What advice would you give someone who wanted to get a few acres and farm like you do?
Know what you’re getting into! In some rural areas you can kiss cheap reliable internet and television service good bye, for instance. Ask yourself if you can really do without pizza delivery and other urban conveniences. Rural life is very differently paced from urban life, and there just isn’t the social expectation of privacy that city-dwellers have.
Really think through how much agriculture you want to get into. While plants won’t cramp your style, nor will chickens with a well-designed coop and an adequate supply of feed and water, once you add dairy animals to the mix getting more than a day trip vacation becomes an enormous hassle. Animals in milk have to be milked out on the schedule you’ve established for them or you start risking things like mastitis. If you find someone who will do the milking for a reasonable fee, treasure them like the jewel they are.
You will be out there twice a day to care for dairy animals, every single day, no matter what the weather. I’ve cared for goats in the tail end of a hurricane, in snow storms, on days of record heat and record cold. You pretty much have to have a religious calling to be happy doing dairy animals.
Also livestock is frequently gross.
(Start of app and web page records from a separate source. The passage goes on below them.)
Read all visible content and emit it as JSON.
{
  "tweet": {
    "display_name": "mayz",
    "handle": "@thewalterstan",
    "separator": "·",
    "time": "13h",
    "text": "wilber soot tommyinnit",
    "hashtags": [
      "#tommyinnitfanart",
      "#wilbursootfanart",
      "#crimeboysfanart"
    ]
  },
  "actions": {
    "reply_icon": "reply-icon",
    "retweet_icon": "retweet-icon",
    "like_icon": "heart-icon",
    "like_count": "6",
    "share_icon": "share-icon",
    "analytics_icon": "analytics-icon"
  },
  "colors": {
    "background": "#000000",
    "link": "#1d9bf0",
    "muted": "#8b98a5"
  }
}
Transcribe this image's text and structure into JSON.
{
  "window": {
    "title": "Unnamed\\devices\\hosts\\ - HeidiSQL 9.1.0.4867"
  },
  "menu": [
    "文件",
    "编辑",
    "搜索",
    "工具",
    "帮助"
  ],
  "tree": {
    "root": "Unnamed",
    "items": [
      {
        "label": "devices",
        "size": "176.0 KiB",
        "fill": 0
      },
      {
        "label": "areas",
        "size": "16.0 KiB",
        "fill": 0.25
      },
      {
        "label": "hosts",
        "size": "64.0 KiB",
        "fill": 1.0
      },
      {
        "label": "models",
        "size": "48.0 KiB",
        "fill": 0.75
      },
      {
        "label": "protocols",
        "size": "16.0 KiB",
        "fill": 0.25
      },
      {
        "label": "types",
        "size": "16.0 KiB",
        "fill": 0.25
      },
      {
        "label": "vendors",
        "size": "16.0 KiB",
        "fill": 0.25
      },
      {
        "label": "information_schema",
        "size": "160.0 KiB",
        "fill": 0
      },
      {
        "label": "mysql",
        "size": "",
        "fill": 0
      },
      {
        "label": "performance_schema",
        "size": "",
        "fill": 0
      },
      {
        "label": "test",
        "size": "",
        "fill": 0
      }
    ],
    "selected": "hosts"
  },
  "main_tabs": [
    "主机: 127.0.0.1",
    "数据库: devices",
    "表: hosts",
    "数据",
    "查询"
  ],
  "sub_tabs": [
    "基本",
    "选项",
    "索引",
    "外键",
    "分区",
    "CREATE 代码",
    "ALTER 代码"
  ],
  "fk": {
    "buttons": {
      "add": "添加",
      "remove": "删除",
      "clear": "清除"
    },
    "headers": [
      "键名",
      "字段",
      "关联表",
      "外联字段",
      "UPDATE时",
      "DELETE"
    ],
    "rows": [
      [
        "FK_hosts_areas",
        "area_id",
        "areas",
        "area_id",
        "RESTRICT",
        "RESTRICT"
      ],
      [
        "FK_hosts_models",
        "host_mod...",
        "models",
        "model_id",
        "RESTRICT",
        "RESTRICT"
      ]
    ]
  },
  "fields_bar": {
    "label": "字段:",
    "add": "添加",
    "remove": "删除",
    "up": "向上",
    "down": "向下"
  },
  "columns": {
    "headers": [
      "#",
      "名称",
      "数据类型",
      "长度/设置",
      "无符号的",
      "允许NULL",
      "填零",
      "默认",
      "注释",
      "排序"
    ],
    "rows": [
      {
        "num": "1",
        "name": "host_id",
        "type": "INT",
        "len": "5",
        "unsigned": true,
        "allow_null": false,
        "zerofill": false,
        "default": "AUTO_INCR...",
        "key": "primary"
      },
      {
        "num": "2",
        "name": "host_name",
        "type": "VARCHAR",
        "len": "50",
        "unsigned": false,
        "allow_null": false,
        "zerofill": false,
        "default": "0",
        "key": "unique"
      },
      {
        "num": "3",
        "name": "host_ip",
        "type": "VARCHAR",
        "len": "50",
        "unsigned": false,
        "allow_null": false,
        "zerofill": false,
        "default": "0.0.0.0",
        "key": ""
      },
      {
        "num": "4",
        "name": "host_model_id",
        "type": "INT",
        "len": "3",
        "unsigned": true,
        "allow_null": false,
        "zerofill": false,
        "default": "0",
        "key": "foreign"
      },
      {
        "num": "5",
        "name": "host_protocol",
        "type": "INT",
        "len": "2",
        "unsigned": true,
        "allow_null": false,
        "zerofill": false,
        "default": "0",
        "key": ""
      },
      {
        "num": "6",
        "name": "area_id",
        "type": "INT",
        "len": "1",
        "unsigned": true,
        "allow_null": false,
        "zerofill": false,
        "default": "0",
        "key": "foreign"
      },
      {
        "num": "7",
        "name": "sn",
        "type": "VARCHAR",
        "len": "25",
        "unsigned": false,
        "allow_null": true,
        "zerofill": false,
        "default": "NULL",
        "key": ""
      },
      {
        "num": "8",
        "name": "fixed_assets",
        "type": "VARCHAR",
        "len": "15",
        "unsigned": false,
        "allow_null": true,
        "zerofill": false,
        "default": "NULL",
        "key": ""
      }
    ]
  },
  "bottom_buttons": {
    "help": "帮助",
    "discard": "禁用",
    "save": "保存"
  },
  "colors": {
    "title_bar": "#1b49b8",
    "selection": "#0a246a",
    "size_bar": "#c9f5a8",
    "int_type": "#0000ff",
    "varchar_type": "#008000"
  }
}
I’ve done fun things like cut a maggot out of a baby goat’s side (he recovered just fine and is now a treasured pet elsewhere), clean a wound on a chicken that exposed the back of her skull (she’s still with us), and perhaps most memorably I’ve been forearm deep in a goat to help reposition a kid while she was giving birth. And my glove split. Everyone survived the experience, happily, but it’s one I could have done without. I buy better gloves now.
Probably the best thing you can do is find someone relatively local who’s doing what you’re interested in and see if they’re willing to talk, or even let you come out for a look at how they do things and a chance to get hands-on experience. Just remember that it’s perfectly fine to make your own way. Take the techniques that are useful to you, that let you grow food joyfully, and let the rest go by the wayside.
Thank you, Andrea, for your time!
If you grow your own food, whether you think of yourself as a farmer or a gardener or anything else, why not join Growstuff to track what you’re growing, share seeds, and connect with other growers?